As this is blended learning rather than individual online learning, much of the PD still occurs in a learning space (sometimes even a traditional classroom). However, the traditional lecture theater and traditional classroom layout are shunned. Staff are not lined up in rows; they are often in a collaborative seating format. Instructors are present at all times, providing guidance and feedback, answering any questions that may arise, etc. Of course, many aspects of the courses could be used in a largely online format.

Some PD courses have a linear structure, while others branch to review concepts. Conditional release is used regularly, so that an activity, whether it be a series of learning resources, a survey, etc. must be completed before the next resource can be accessed.

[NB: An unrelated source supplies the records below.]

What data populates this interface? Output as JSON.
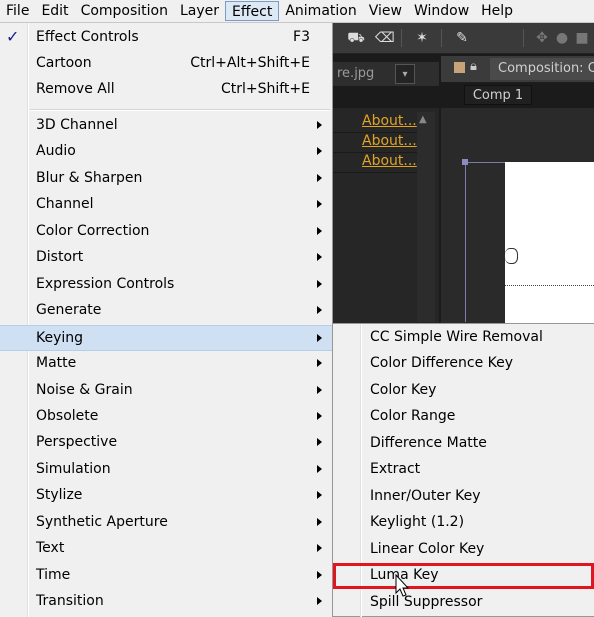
{
  "menubar": {
    "items": [
      "File",
      "Edit",
      "Composition",
      "Layer",
      "Effect",
      "Animation",
      "View",
      "Window",
      "Help"
    ],
    "active_index": 4
  },
  "project_panel": {
    "tab_text": "re.jpg",
    "about_links": [
      "About...",
      "About...",
      "About..."
    ]
  },
  "composition_panel": {
    "title": "Composition: C",
    "tab": "Comp 1"
  },
  "effect_menu": {
    "top_items": [
      {
        "label": "Effect Controls",
        "shortcut": "F3",
        "checked": true
      },
      {
        "label": "Cartoon",
        "shortcut": "Ctrl+Alt+Shift+E"
      },
      {
        "label": "Remove All",
        "shortcut": "Ctrl+Shift+E"
      }
    ],
    "categories": [
      "3D Channel",
      "Audio",
      "Blur & Sharpen",
      "Channel",
      "Color Correction",
      "Distort",
      "Expression Controls",
      "Generate",
      "Keying",
      "Matte",
      "Noise & Grain",
      "Obsolete",
      "Perspective",
      "Simulation",
      "Stylize",
      "Synthetic Aperture",
      "Text",
      "Time",
      "Transition"
    ],
    "highlighted_category": "Keying"
  },
  "keying_submenu": {
    "items": [
      "CC Simple Wire Removal",
      "Color Difference Key",
      "Color Key",
      "Color Range",
      "Difference Matte",
      "Extract",
      "Inner/Outer Key",
      "Keylight (1.2)",
      "Linear Color Key",
      "Luma Key",
      "Spill Suppressor"
    ],
    "selected": "Luma Key"
  },
  "colors": {
    "menu_bg": "#f0f0f0",
    "highlight": "#cfe0f3",
    "selection_outline": "#e0151f",
    "link": "#e0a424"
  },
  "icons": [
    "checkmark-icon",
    "submenu-arrow-icon",
    "lock-icon",
    "mouse-cursor-icon"
  ]
}
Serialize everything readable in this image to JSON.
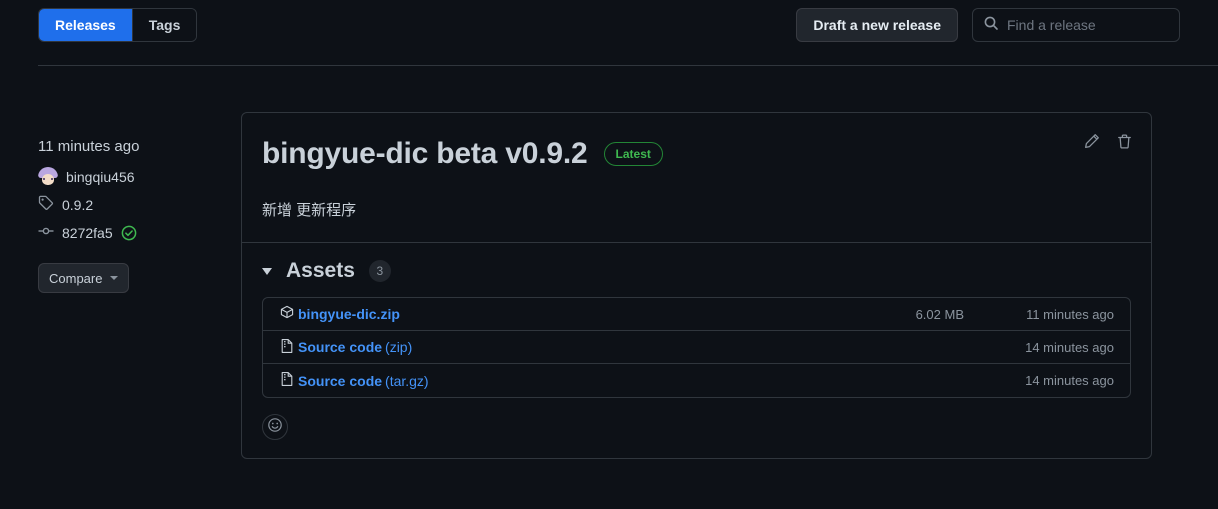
{
  "header": {
    "tabs": [
      {
        "label": "Releases",
        "active": true
      },
      {
        "label": "Tags",
        "active": false
      }
    ],
    "draft_button": "Draft a new release",
    "search_placeholder": "Find a release",
    "search_value": ""
  },
  "sidebar": {
    "published_ago": "11 minutes ago",
    "author": "bingqiu456",
    "tag": "0.9.2",
    "commit": "8272fa5",
    "compare_label": "Compare"
  },
  "release": {
    "title": "bingyue-dic beta v0.9.2",
    "badge": "Latest",
    "description": "新增 更新程序",
    "assets_title": "Assets",
    "assets_count": "3",
    "assets": [
      {
        "name": "bingyue-dic.zip",
        "suffix": "",
        "icon": "package-icon",
        "size": "6.02 MB",
        "time": "11 minutes ago"
      },
      {
        "name": "Source code",
        "suffix": " (zip)",
        "icon": "file-zip-icon",
        "size": "",
        "time": "14 minutes ago"
      },
      {
        "name": "Source code",
        "suffix": " (tar.gz)",
        "icon": "file-zip-icon",
        "size": "",
        "time": "14 minutes ago"
      }
    ]
  },
  "colors": {
    "background": "#0d1117",
    "border": "#30363d",
    "accent_blue": "#1f6feb",
    "link_blue": "#4493f8",
    "green": "#3fb950",
    "muted": "#8b949e"
  }
}
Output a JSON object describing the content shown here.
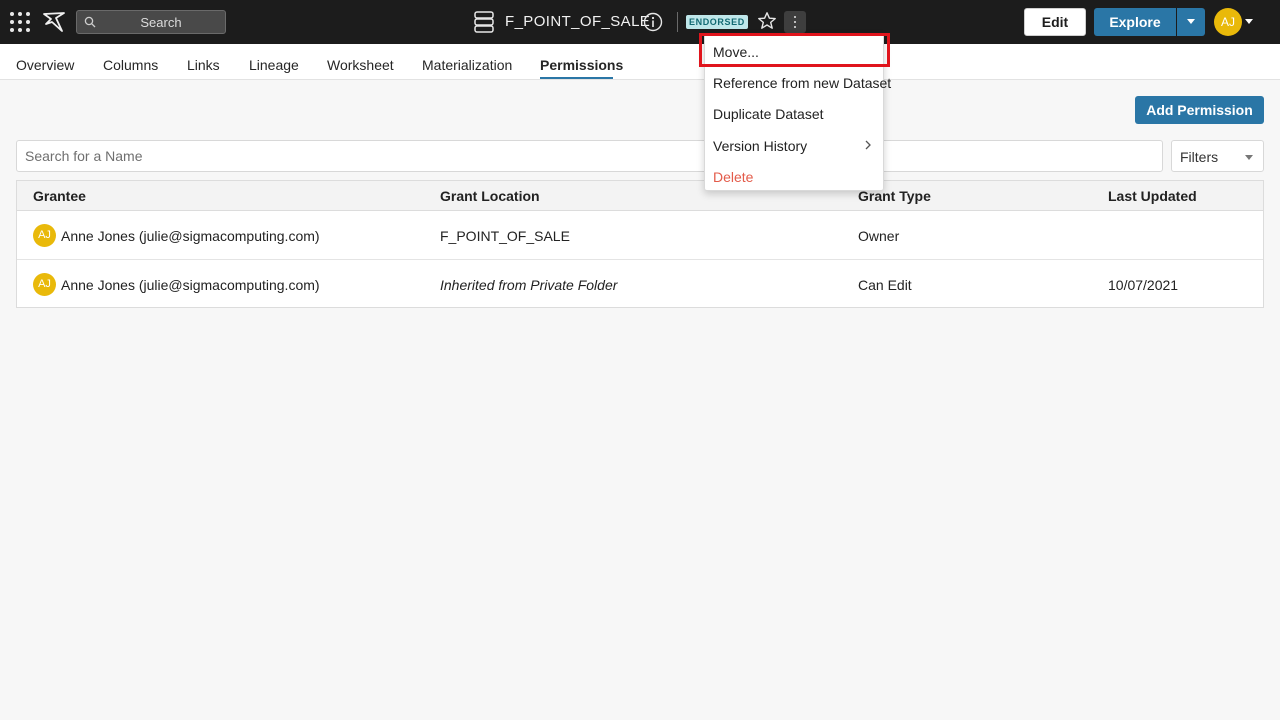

Feedback, such as surveys, quizzes and activities to demonstrate understanding, is regularly spaced between learning activities to ensure that participants are engaged and have an understanding of the concepts discussed (in exactly the way we would design a course for students).

Courses sometimes contain rubrics to provide feedback for activities that reflect levels of mastery. The rubric is visible to participants before the course is undertaken.

Conclusion

We need to change the way professional development is delivered. If we want teachers to design and use courses to teach effectively using blended learning, we need to design effective PD programs that use this approach.

We must lead by modelling rather than by simply telling teachers how education needs to change.

Peter West is Director of eLearning at Saint Stephen’s College in Australia. He has over 15 years experience leading K-12 schools in technology enhanced education, particularly Blended Learning using Online Learning Environments. He can be contacted at pwest@ssc.qld.edu.au.